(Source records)
++++++++

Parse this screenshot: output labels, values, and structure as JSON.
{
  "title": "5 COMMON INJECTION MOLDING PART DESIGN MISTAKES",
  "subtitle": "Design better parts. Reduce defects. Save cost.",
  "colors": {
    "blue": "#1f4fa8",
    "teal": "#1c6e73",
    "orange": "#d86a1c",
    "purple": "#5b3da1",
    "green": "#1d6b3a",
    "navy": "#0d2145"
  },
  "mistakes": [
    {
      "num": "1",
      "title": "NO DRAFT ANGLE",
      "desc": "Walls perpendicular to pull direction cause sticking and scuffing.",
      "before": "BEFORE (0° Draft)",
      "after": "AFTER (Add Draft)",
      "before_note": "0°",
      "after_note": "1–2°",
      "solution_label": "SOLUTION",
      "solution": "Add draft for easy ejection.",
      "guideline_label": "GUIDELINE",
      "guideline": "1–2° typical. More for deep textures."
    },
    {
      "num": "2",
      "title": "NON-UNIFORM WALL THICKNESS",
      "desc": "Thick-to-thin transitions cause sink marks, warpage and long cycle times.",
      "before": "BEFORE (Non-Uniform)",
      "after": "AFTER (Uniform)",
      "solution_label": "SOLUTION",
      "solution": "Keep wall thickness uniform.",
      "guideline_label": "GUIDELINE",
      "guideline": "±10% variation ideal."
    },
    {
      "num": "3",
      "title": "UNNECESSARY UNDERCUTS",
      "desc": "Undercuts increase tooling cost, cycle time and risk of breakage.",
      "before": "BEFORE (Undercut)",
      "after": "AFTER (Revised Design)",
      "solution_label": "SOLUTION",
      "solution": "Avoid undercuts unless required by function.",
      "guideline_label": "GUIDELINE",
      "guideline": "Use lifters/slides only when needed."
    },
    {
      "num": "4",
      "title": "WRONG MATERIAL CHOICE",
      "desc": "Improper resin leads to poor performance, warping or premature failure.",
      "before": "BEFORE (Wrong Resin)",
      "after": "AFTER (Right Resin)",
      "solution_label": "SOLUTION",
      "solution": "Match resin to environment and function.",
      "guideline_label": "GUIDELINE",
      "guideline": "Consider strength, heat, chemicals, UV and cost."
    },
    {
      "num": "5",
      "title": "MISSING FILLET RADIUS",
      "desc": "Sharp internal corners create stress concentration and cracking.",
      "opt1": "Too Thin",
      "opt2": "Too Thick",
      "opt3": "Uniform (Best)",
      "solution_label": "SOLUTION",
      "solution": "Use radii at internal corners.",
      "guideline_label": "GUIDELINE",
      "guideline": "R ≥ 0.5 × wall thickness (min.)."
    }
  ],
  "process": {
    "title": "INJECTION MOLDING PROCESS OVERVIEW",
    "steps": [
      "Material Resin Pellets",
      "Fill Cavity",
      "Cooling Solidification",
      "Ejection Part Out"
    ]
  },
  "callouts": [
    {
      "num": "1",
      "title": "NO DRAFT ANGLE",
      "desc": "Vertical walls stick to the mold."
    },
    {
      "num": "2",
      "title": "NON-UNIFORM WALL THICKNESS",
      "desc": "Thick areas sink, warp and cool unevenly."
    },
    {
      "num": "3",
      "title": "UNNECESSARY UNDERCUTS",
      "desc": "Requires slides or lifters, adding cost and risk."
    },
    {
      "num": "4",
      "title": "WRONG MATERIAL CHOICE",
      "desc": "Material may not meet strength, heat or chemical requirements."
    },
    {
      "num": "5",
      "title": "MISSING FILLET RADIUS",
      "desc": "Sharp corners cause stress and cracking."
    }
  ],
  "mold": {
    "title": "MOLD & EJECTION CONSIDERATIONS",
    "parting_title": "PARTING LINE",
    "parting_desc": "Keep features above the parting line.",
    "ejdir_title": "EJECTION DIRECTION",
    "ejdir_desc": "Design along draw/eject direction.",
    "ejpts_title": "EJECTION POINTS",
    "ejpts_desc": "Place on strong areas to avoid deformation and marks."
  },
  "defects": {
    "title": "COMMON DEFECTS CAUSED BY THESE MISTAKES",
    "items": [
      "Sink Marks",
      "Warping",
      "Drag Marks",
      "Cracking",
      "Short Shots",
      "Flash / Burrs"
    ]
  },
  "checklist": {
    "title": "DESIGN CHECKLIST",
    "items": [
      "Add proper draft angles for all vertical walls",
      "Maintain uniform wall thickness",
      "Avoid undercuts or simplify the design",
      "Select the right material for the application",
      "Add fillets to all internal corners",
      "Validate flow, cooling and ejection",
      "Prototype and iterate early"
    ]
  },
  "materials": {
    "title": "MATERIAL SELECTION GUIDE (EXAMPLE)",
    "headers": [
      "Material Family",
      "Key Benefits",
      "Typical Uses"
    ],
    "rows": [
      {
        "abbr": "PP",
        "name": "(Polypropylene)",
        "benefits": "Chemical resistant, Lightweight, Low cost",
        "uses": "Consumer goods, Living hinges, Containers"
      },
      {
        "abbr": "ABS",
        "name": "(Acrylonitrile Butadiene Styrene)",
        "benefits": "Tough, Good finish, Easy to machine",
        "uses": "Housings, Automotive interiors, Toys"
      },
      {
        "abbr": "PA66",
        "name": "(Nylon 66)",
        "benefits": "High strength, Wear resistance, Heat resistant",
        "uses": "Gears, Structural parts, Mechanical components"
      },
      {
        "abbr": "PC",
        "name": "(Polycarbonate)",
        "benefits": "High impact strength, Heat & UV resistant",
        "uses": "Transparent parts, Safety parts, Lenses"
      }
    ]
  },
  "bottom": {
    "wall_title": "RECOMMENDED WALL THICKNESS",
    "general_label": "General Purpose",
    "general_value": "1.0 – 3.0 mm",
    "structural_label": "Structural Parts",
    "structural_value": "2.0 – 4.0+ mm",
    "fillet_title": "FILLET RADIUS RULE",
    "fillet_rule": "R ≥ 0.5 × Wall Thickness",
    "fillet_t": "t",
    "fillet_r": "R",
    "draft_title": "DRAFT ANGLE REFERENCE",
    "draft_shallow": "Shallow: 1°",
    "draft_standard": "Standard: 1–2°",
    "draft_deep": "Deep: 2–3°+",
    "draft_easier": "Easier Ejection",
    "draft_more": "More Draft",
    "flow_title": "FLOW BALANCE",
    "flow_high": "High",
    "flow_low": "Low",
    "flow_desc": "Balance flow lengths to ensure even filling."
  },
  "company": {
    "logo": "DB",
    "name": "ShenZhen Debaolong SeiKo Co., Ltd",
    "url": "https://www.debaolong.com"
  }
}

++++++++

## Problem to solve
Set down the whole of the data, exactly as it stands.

## Answer section
Parse this screenshot: output labels, values, and structure as JSON.
{
  "title": "5 COMMON INJECTION MOLDING PART DESIGN MISTAKES",
  "subtitle": "Design better parts. Reduce defects. Save cost.",
  "colors": {
    "blue": "#1f4fa8",
    "teal": "#1c6e73",
    "orange": "#d86a1c",
    "purple": "#5b3da1",
    "green": "#1d6b3a",
    "navy": "#0d2145"
  },
  "mistakes": [
    {
      "num": "1",
      "title": "NO DRAFT ANGLE",
      "desc": "Walls perpendicular to pull direction cause sticking and scuffing.",
      "before": "BEFORE (0° Draft)",
      "after": "AFTER (Add Draft)",
      "before_note": "0°",
      "after_note": "1–2°",
      "solution_label": "SOLUTION",
      "solution": "Add draft for easy ejection.",
      "guideline_label": "GUIDELINE",
      "guideline": "1–2° typical. More for deep textures."
    },
    {
      "num": "2",
      "title": "NON-UNIFORM WALL THICKNESS",
      "desc": "Thick-to-thin transitions cause sink marks, warpage and long cycle times.",
      "before": "BEFORE (Non-Uniform)",
      "after": "AFTER (Uniform)",
      "solution_label": "SOLUTION",
      "solution": "Keep wall thickness uniform.",
      "guideline_label": "GUIDELINE",
      "guideline": "±10% variation ideal."
    },
    {
      "num": "3",
      "title": "UNNECESSARY UNDERCUTS",
      "desc": "Undercuts increase tooling cost, cycle time and risk of breakage.",
      "before": "BEFORE (Undercut)",
      "after": "AFTER (Revised Design)",
      "solution_label": "SOLUTION",
      "solution": "Avoid undercuts unless required by function.",
      "guideline_label": "GUIDELINE",
      "guideline": "Use lifters/slides only when needed."
    },
    {
      "num": "4",
      "title": "WRONG MATERIAL CHOICE",
      "desc": "Improper resin leads to poor performance, warping or premature failure.",
      "before": "BEFORE (Wrong Resin)",
      "after": "AFTER (Right Resin)",
      "solution_label": "SOLUTION",
      "solution": "Match resin to environment and function.",
      "guideline_label": "GUIDELINE",
      "guideline": "Consider strength, heat, chemicals, UV and cost."
    },
    {
      "num": "5",
      "title": "MISSING FILLET RADIUS",
      "desc": "Sharp internal corners create stress concentration and cracking.",
      "opt1": "Too Thin",
      "opt2": "Too Thick",
      "opt3": "Uniform (Best)",
      "solution_label": "SOLUTION",
      "solution": "Use radii at internal corners.",
      "guideline_label": "GUIDELINE",
      "guideline": "R ≥ 0.5 × wall thickness (min.)."
    }
  ],
  "process": {
    "title": "INJECTION MOLDING PROCESS OVERVIEW",
    "steps": [
      "Material Resin Pellets",
      "Fill Cavity",
      "Cooling Solidification",
      "Ejection Part Out"
    ]
  },
  "callouts": [
    {
      "num": "1",
      "title": "NO DRAFT ANGLE",
      "desc": "Vertical walls stick to the mold."
    },
    {
      "num": "2",
      "title": "NON-UNIFORM WALL THICKNESS",
      "desc": "Thick areas sink, warp and cool unevenly."
    },
    {
      "num": "3",
      "title": "UNNECESSARY UNDERCUTS",
      "desc": "Requires slides or lifters, adding cost and risk."
    },
    {
      "num": "4",
      "title": "WRONG MATERIAL CHOICE",
      "desc": "Material may not meet strength, heat or chemical requirements."
    },
    {
      "num": "5",
      "title": "MISSING FILLET RADIUS",
      "desc": "Sharp corners cause stress and cracking."
    }
  ],
  "mold": {
    "title": "MOLD & EJECTION CONSIDERATIONS",
    "parting_title": "PARTING LINE",
    "parting_desc": "Keep features above the parting line.",
    "ejdir_title": "EJECTION DIRECTION",
    "ejdir_desc": "Design along draw/eject direction.",
    "ejpts_title": "EJECTION POINTS",
    "ejpts_desc": "Place on strong areas to avoid deformation and marks."
  },
  "defects": {
    "title": "COMMON DEFECTS CAUSED BY THESE MISTAKES",
    "items": [
      "Sink Marks",
      "Warping",
      "Drag Marks",
      "Cracking",
      "Short Shots",
      "Flash / Burrs"
    ]
  },
  "checklist": {
    "title": "DESIGN CHECKLIST",
    "items": [
      "Add proper draft angles for all vertical walls",
      "Maintain uniform wall thickness",
      "Avoid undercuts or simplify the design",
      "Select the right material for the application",
      "Add fillets to all internal corners",
      "Validate flow, cooling and ejection",
      "Prototype and iterate early"
    ]
  },
  "materials": {
    "title": "MATERIAL SELECTION GUIDE (EXAMPLE)",
    "headers": [
      "Material Family",
      "Key Benefits",
      "Typical Uses"
    ],
    "rows": [
      {
        "abbr": "PP",
        "name": "(Polypropylene)",
        "benefits": "Chemical resistant, Lightweight, Low cost",
        "uses": "Consumer goods, Living hinges, Containers"
      },
      {
        "abbr": "ABS",
        "name": "(Acrylonitrile Butadiene Styrene)",
        "benefits": "Tough, Good finish, Easy to machine",
        "uses": "Housings, Automotive interiors, Toys"
      },
      {
        "abbr": "PA66",
        "name": "(Nylon 66)",
        "benefits": "High strength, Wear resistance, Heat resistant",
        "uses": "Gears, Structural parts, Mechanical components"
      },
      {
        "abbr": "PC",
        "name": "(Polycarbonate)",
        "benefits": "High impact strength, Heat & UV resistant",
        "uses": "Transparent parts, Safety parts, Lenses"
      }
    ]
  },
  "bottom": {
    "wall_title": "RECOMMENDED WALL THICKNESS",
    "general_label": "General Purpose",
    "general_value": "1.0 – 3.0 mm",
    "structural_label": "Structural Parts",
    "structural_value": "2.0 – 4.0+ mm",
    "fillet_title": "FILLET RADIUS RULE",
    "fillet_rule": "R ≥ 0.5 × Wall Thickness",
    "fillet_t": "t",
    "fillet_r": "R",
    "draft_title": "DRAFT ANGLE REFERENCE",
    "draft_shallow": "Shallow: 1°",
    "draft_standard": "Standard: 1–2°",
    "draft_deep": "Deep: 2–3°+",
    "draft_easier": "Easier Ejection",
    "draft_more": "More Draft",
    "flow_title": "FLOW BALANCE",
    "flow_high": "High",
    "flow_low": "Low",
    "flow_desc": "Balance flow lengths to ensure even filling."
  },
  "company": {
    "logo": "DB",
    "name": "ShenZhen Debaolong SeiKo Co., Ltd",
    "url": "https://www.debaolong.com"
  }
}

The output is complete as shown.